  1. ^ Smirnova, L. (1993). "I.A. Bunin. Russian Literature in the late 19th and early 20th centuries (И.А. Бунин "Русская литература конца XIX - начала ХХ века")". Enlightenment Publishers (Просвещение). Retrieved 2011-01-01. 
  2. ^ a b c Иван Алексеевич Бунин. Собрание сочинений. Том 6. Жизнь Арсеньева. Примечания, стр. 333-334.
  3. ^ a b c d Иван Алексеевич Бунин. Собрание сочинений. Том 6. Жизнь Арсеньева. Изд. Художественная литература, 1965. Стр. 324-325.
  4. ^ a b Иван Алексеевич Бунин. Собрание сочинений. Том 6. Жизнь Арсеньева. Стр. 327-329.
  5. ^ И.А. Бунин. Повести, рассказы, воспоминания. Москва, 1961, стр. 614-615.
  6. ^ Moskva magazine, 1961, #7, pp.146-147.
  7. ^ Poslednye Novosty, Paris, 1929, #2203, December 29.
  8. ^ И.А. Бунин. Повести, рассказы, воспоминания. Москва, 1961. стр. 616.
  9. ^ Vozrozhdenye, Paris, 1933. #2942, June 22.
  10. ^ Иван Алексеевич Бунин. Собрание сочинений. Том 6. Жизнь Арсеньева. Стр. 311-312.

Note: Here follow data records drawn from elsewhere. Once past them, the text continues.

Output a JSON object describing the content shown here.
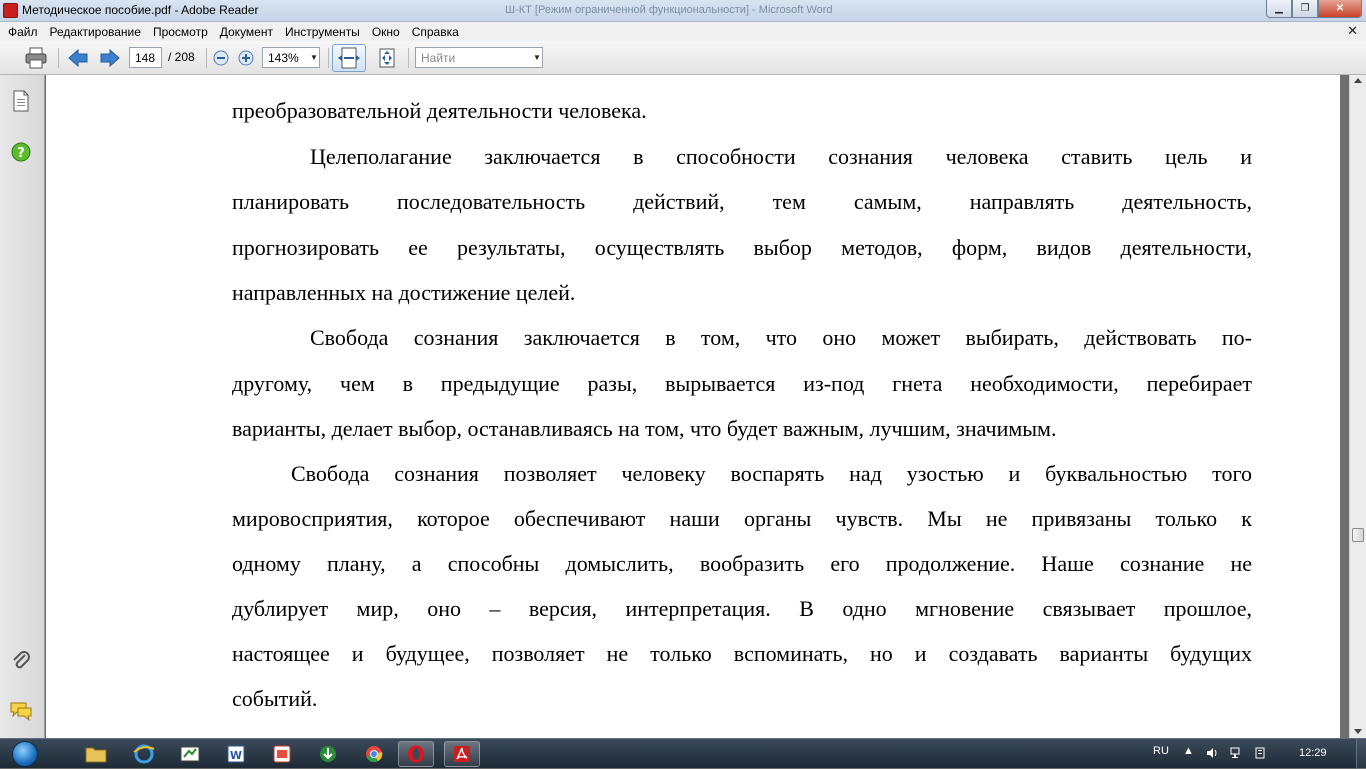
{
  "window": {
    "title": "Методическое пособие.pdf - Adobe Reader",
    "background_title": "Ш-КТ [Режим ограниченной функциональности] - Microsoft Word",
    "minimize": "▁",
    "maximize": "❐",
    "close": "✕"
  },
  "menu": {
    "items": [
      "Файл",
      "Редактирование",
      "Просмотр",
      "Документ",
      "Инструменты",
      "Окно",
      "Справка"
    ],
    "close_doc": "✕"
  },
  "toolbar": {
    "current_page": "148",
    "total_pages": "/  208",
    "zoom": "143%",
    "search_placeholder": "Найти"
  },
  "document": {
    "lines": [
      "преобразовательной деятельности человека.",
      "Целеполагание заключается в способности сознания человека ставить цель и",
      "планировать последовательность действий, тем самым, направлять деятельность,",
      "прогнозировать ее результаты, осуществлять выбор методов, форм, видов деятельности,",
      "направленных на достижение целей.",
      "Свобода сознания заключается в том, что оно может выбирать, действовать по-",
      "другому, чем в предыдущие разы, вырывается из-под гнета необходимости, перебирает",
      "варианты, делает выбор, останавливаясь на том, что будет важным, лучшим, значимым.",
      "Свобода сознания позволяет человеку воспарять над узостью и буквальностью того",
      "мировосприятия, которое обеспечивают наши органы чувств. Мы не привязаны только к",
      "одному плану, а способны домыслить, вообразить его продолжение. Наше сознание не",
      "дублирует мир, оно – версия, интерпретация. В одно мгновение связывает прошлое,",
      "настоящее и будущее, позволяет не только вспоминать, но и создавать варианты будущих",
      "событий."
    ]
  },
  "taskbar": {
    "language": "RU",
    "clock": "12:29"
  },
  "colors": {
    "titlebar": "#c4d3e6",
    "page_bg": "#ffffff",
    "desk_bg": "#6e6e6e",
    "taskbar": "#1e2a36",
    "adobe_red": "#c8201e"
  }
}
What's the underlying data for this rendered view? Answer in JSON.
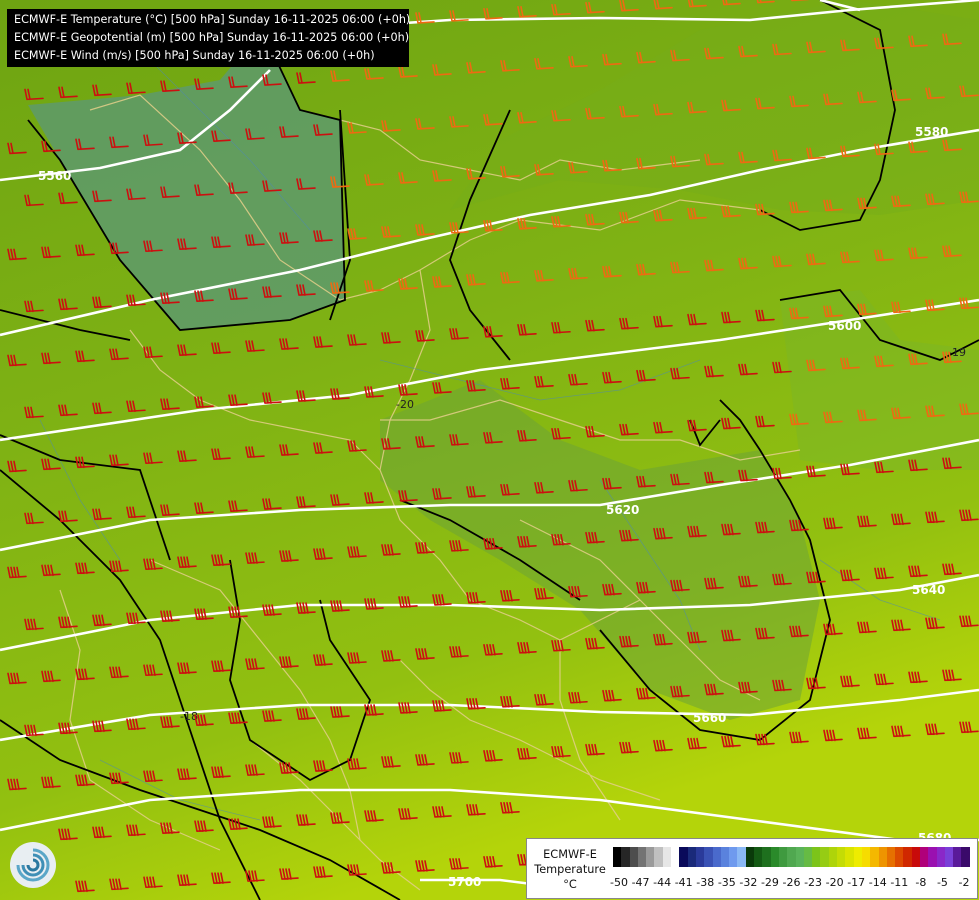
{
  "header": {
    "line1": "ECMWF-E Temperature (°C) [500 hPa] Sunday 16-11-2025 06:00 (+0h)",
    "line2": "ECMWF-E Geopotential (m) [500 hPa] Sunday 16-11-2025 06:00 (+0h)",
    "line3": "ECMWF-E Wind (m/s) [500 hPa] Sunday 16-11-2025 06:00 (+0h)"
  },
  "contours": {
    "geopotential_labels": [
      "5560",
      "5580",
      "5600",
      "5620",
      "5640",
      "5660",
      "5680",
      "5700"
    ],
    "temperature_labels": [
      "-20",
      "-19",
      "-18"
    ]
  },
  "legend": {
    "title_line1": "ECMWF-E",
    "title_line2": "Temperature",
    "unit": "°C",
    "tick_labels": [
      "-50",
      "-47",
      "-44",
      "-41",
      "-38",
      "-35",
      "-32",
      "-29",
      "-26",
      "-23",
      "-20",
      "-17",
      "-14",
      "-11",
      "-8",
      "-5",
      "-2"
    ],
    "colors": [
      "#000000",
      "#262626",
      "#4d4d4d",
      "#737373",
      "#9a9a9a",
      "#c0c0c0",
      "#e6e6e6",
      "#ffffff",
      "#0a0a5a",
      "#1a2a7a",
      "#2a3a9a",
      "#3a52b5",
      "#4a6acc",
      "#5a82dd",
      "#6f9aee",
      "#8ab8f5",
      "#0a3a0a",
      "#145a14",
      "#1e701e",
      "#2a8a2a",
      "#3f9a3f",
      "#50a850",
      "#5ab35a",
      "#66bb44",
      "#7cc41a",
      "#96cc14",
      "#aed40a",
      "#c4dc05",
      "#dae400",
      "#eeec00",
      "#f6dc00",
      "#f4b800",
      "#ee9400",
      "#e67000",
      "#dc4a00",
      "#d02800",
      "#c80a0a",
      "#b0007a",
      "#9a10b0",
      "#8a28c8",
      "#7a40d8",
      "#5a1a9a",
      "#3a0a6a"
    ]
  },
  "icons": {
    "logo": "ecmwf-logo-icon"
  }
}
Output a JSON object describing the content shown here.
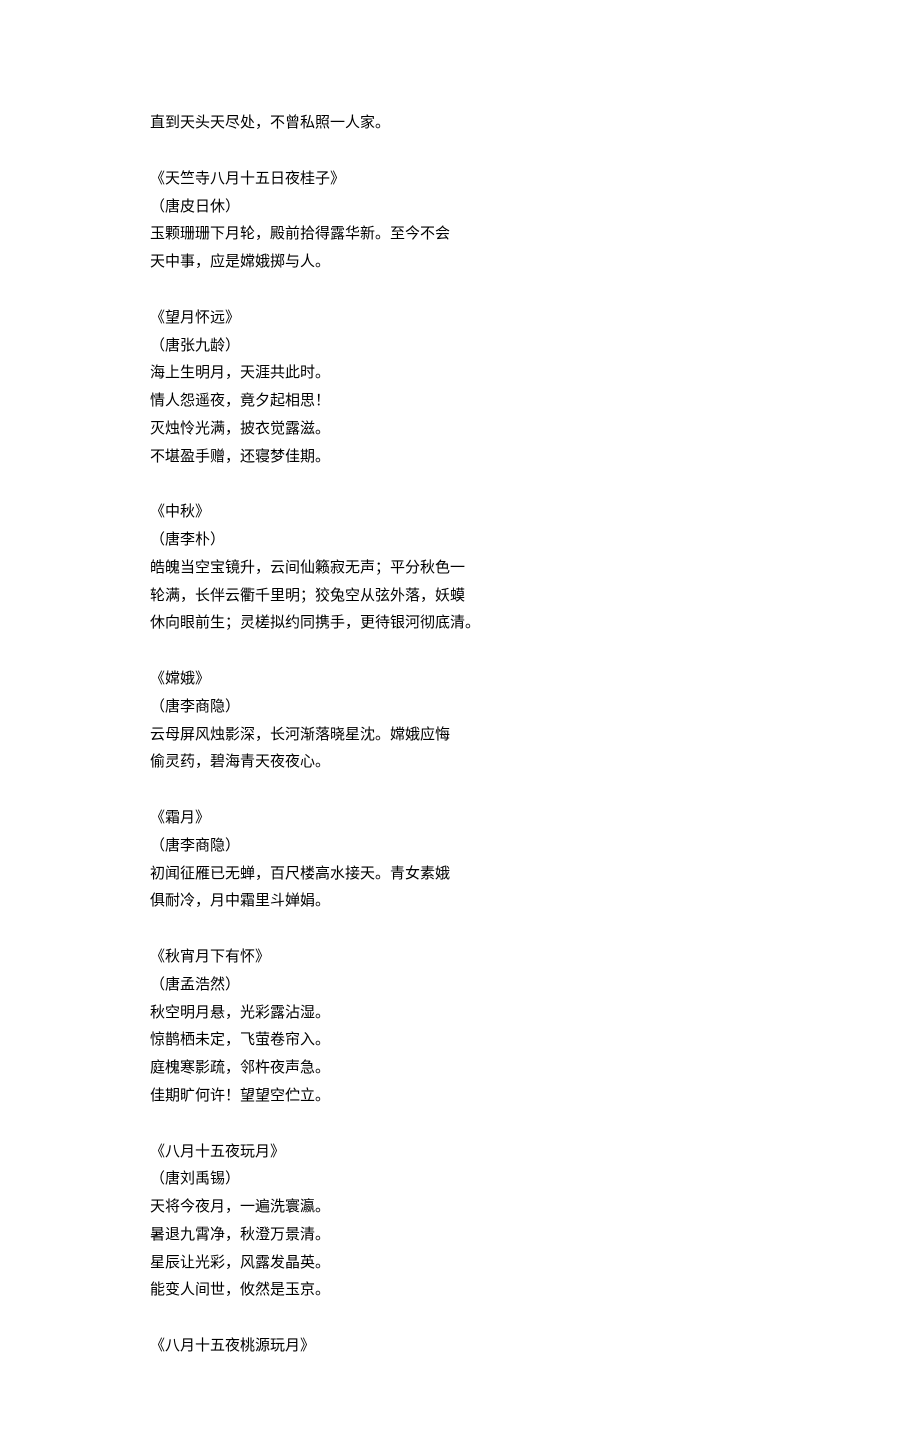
{
  "prelude_line": "直到天头天尽处，不曾私照一人家。",
  "poems": [
    {
      "title": "《天竺寺八月十五日夜桂子》",
      "author": "（唐皮日休）",
      "lines": [
        "玉颗珊珊下月轮，殿前拾得露华新。至今不会",
        "天中事，应是嫦娥掷与人。"
      ]
    },
    {
      "title": "《望月怀远》",
      "author": "（唐张九龄）",
      "lines": [
        "海上生明月，天涯共此时。",
        "情人怨遥夜，竟夕起相思！",
        "灭烛怜光满，披衣觉露滋。",
        "不堪盈手赠，还寝梦佳期。"
      ]
    },
    {
      "title": "《中秋》",
      "author": "（唐李朴）",
      "lines": [
        "皓魄当空宝镜升，云间仙籁寂无声；平分秋色一",
        "轮满，长伴云衢千里明；狡兔空从弦外落，妖蟆",
        "休向眼前生；灵槎拟约同携手，更待银河彻底清。"
      ]
    },
    {
      "title": "《嫦娥》",
      "author": "（唐李商隐）",
      "lines": [
        "云母屏风烛影深，长河渐落晓星沈。嫦娥应悔",
        "偷灵药，碧海青天夜夜心。"
      ]
    },
    {
      "title": "《霜月》",
      "author": "（唐李商隐）",
      "lines": [
        "初闻征雁已无蝉，百尺楼高水接天。青女素娥",
        "俱耐冷，月中霜里斗婵娟。"
      ]
    },
    {
      "title": "《秋宵月下有怀》",
      "author": "（唐孟浩然）",
      "lines": [
        "秋空明月悬，光彩露沾湿。",
        "惊鹊栖未定，飞萤卷帘入。",
        "庭槐寒影疏，邻杵夜声急。",
        "佳期旷何许！望望空伫立。"
      ]
    },
    {
      "title": "《八月十五夜玩月》",
      "author": "（唐刘禹锡）",
      "lines": [
        "天将今夜月，一遍洗寰瀛。",
        "暑退九霄净，秋澄万景清。",
        "星辰让光彩，风露发晶英。",
        "能变人间世，攸然是玉京。"
      ]
    },
    {
      "title": "《八月十五夜桃源玩月》",
      "author": "",
      "lines": []
    }
  ]
}
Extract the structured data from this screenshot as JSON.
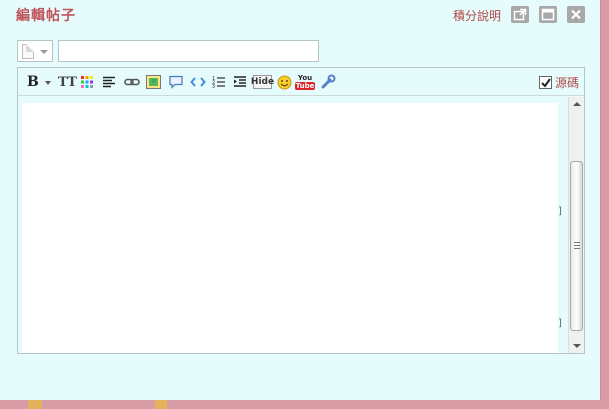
{
  "dialog": {
    "title": "編輯帖子",
    "credit_link": "積分說明",
    "buttons": [
      "popout-icon",
      "maximize-icon",
      "close-icon"
    ]
  },
  "subject": {
    "value": "",
    "doc_type_icon": "document-icon"
  },
  "toolbar": {
    "bold": "B",
    "font_size": "TT",
    "hide": "Hide",
    "youtube_top": "You",
    "youtube_bottom": "Tube",
    "icons": [
      "bold-icon",
      "font-size-icon",
      "color-icon",
      "align-icon",
      "link-icon",
      "image-icon",
      "quote-icon",
      "code-icon",
      "ordered-list-icon",
      "indent-icon",
      "hide-icon",
      "smiley-icon",
      "youtube-icon",
      "tools-icon"
    ],
    "source_label": "源碼",
    "source_checked": true
  },
  "editor": {
    "content": ""
  },
  "colors": {
    "title": "#c0545a",
    "link": "#b04848",
    "dialog_bg": "#e6fcfc",
    "frame": "#d89ca6"
  }
}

  11. ^ Poslednye Novosty, Paris, 1933. #4621, November 16.